## What is required
Set down the records that follow exactly, every line of them.

_ _ _

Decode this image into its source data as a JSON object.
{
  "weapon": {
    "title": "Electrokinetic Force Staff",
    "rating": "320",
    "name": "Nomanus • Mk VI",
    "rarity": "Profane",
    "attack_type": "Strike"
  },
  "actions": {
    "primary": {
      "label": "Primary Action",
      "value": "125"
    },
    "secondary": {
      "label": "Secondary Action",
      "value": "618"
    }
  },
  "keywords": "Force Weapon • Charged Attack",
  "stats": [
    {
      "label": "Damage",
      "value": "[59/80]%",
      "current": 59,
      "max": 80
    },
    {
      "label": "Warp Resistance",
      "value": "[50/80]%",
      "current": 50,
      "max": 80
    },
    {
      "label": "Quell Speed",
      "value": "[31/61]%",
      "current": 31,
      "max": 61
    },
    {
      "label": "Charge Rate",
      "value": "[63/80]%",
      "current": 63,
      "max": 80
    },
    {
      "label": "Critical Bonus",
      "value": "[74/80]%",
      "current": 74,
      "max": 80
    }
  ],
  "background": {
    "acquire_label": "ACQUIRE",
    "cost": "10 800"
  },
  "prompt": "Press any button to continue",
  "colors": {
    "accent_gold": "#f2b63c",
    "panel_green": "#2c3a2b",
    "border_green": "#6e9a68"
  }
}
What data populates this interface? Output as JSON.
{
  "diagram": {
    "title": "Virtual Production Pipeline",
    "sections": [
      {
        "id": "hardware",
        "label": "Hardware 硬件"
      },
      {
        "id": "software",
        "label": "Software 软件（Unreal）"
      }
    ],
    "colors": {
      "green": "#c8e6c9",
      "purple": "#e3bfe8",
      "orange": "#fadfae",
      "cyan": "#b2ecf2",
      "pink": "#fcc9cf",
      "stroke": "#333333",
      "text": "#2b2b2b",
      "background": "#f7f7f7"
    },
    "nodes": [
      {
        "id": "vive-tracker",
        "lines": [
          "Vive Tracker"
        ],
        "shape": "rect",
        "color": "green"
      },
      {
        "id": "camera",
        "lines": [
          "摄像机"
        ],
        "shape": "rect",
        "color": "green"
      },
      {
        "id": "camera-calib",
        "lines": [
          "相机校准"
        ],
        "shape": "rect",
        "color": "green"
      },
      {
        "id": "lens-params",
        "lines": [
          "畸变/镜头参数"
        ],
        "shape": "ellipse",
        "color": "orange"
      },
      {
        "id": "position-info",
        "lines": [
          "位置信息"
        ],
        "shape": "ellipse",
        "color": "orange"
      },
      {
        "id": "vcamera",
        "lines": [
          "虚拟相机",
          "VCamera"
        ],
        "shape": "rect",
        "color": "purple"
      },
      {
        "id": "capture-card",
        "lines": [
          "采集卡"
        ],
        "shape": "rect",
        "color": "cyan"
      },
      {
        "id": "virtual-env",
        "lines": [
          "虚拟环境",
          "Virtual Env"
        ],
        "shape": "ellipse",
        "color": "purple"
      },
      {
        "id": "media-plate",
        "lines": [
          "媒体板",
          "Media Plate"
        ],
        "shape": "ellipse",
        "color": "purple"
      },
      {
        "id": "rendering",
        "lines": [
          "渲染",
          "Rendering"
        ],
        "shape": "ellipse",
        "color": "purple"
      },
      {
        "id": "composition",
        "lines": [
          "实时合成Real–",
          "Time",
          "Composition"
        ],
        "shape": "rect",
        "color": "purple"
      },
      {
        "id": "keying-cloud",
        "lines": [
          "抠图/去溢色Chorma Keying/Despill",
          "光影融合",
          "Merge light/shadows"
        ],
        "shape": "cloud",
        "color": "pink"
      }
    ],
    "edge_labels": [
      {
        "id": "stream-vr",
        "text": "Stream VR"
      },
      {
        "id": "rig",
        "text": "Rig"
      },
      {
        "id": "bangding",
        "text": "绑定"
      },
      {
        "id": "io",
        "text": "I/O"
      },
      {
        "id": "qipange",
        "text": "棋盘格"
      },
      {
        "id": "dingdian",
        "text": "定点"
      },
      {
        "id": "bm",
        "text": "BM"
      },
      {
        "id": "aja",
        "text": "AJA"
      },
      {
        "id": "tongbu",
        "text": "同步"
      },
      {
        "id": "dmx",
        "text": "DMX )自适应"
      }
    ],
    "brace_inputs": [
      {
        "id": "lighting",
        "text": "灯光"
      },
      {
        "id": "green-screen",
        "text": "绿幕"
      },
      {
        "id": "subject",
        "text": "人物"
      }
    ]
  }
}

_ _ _

## Task answer
Decode this image into its source data as a JSON object.
{
  "weapon": {
    "title": "Electrokinetic Force Staff",
    "rating": "320",
    "name": "Nomanus • Mk VI",
    "rarity": "Profane",
    "attack_type": "Strike"
  },
  "actions": {
    "primary": {
      "label": "Primary Action",
      "value": "125"
    },
    "secondary": {
      "label": "Secondary Action",
      "value": "618"
    }
  },
  "keywords": "Force Weapon • Charged Attack",
  "stats": [
    {
      "label": "Damage",
      "value": "[59/80]%",
      "current": 59,
      "max": 80
    },
    {
      "label": "Warp Resistance",
      "value": "[50/80]%",
      "current": 50,
      "max": 80
    },
    {
      "label": "Quell Speed",
      "value": "[31/61]%",
      "current": 31,
      "max": 61
    },
    {
      "label": "Charge Rate",
      "value": "[63/80]%",
      "current": 63,
      "max": 80
    },
    {
      "label": "Critical Bonus",
      "value": "[74/80]%",
      "current": 74,
      "max": 80
    }
  ],
  "background": {
    "acquire_label": "ACQUIRE",
    "cost": "10 800"
  },
  "prompt": "Press any button to continue",
  "colors": {
    "accent_gold": "#f2b63c",
    "panel_green": "#2c3a2b",
    "border_green": "#6e9a68"
  }
}
What data populates this interface? Output as JSON.
{
  "diagram": {
    "title": "Virtual Production Pipeline",
    "sections": [
      {
        "id": "hardware",
        "label": "Hardware 硬件"
      },
      {
        "id": "software",
        "label": "Software 软件（Unreal）"
      }
    ],
    "colors": {
      "green": "#c8e6c9",
      "purple": "#e3bfe8",
      "orange": "#fadfae",
      "cyan": "#b2ecf2",
      "pink": "#fcc9cf",
      "stroke": "#333333",
      "text": "#2b2b2b",
      "background": "#f7f7f7"
    },
    "nodes": [
      {
        "id": "vive-tracker",
        "lines": [
          "Vive Tracker"
        ],
        "shape": "rect",
        "color": "green"
      },
      {
        "id": "camera",
        "lines": [
          "摄像机"
        ],
        "shape": "rect",
        "color": "green"
      },
      {
        "id": "camera-calib",
        "lines": [
          "相机校准"
        ],
        "shape": "rect",
        "color": "green"
      },
      {
        "id": "lens-params",
        "lines": [
          "畸变/镜头参数"
        ],
        "shape": "ellipse",
        "color": "orange"
      },
      {
        "id": "position-info",
        "lines": [
          "位置信息"
        ],
        "shape": "ellipse",
        "color": "orange"
      },
      {
        "id": "vcamera",
        "lines": [
          "虚拟相机",
          "VCamera"
        ],
        "shape": "rect",
        "color": "purple"
      },
      {
        "id": "capture-card",
        "lines": [
          "采集卡"
        ],
        "shape": "rect",
        "color": "cyan"
      },
      {
        "id": "virtual-env",
        "lines": [
          "虚拟环境",
          "Virtual Env"
        ],
        "shape": "ellipse",
        "color": "purple"
      },
      {
        "id": "media-plate",
        "lines": [
          "媒体板",
          "Media Plate"
        ],
        "shape": "ellipse",
        "color": "purple"
      },
      {
        "id": "rendering",
        "lines": [
          "渲染",
          "Rendering"
        ],
        "shape": "ellipse",
        "color": "purple"
      },
      {
        "id": "composition",
        "lines": [
          "实时合成Real–",
          "Time",
          "Composition"
        ],
        "shape": "rect",
        "color": "purple"
      },
      {
        "id": "keying-cloud",
        "lines": [
          "抠图/去溢色Chorma Keying/Despill",
          "光影融合",
          "Merge light/shadows"
        ],
        "shape": "cloud",
        "color": "pink"
      }
    ],
    "edge_labels": [
      {
        "id": "stream-vr",
        "text": "Stream VR"
      },
      {
        "id": "rig",
        "text": "Rig"
      },
      {
        "id": "bangding",
        "text": "绑定"
      },
      {
        "id": "io",
        "text": "I/O"
      },
      {
        "id": "qipange",
        "text": "棋盘格"
      },
      {
        "id": "dingdian",
        "text": "定点"
      },
      {
        "id": "bm",
        "text": "BM"
      },
      {
        "id": "aja",
        "text": "AJA"
      },
      {
        "id": "tongbu",
        "text": "同步"
      },
      {
        "id": "dmx",
        "text": "DMX )自适应"
      }
    ],
    "brace_inputs": [
      {
        "id": "lighting",
        "text": "灯光"
      },
      {
        "id": "green-screen",
        "text": "绿幕"
      },
      {
        "id": "subject",
        "text": "人物"
      }
    ]
  }
}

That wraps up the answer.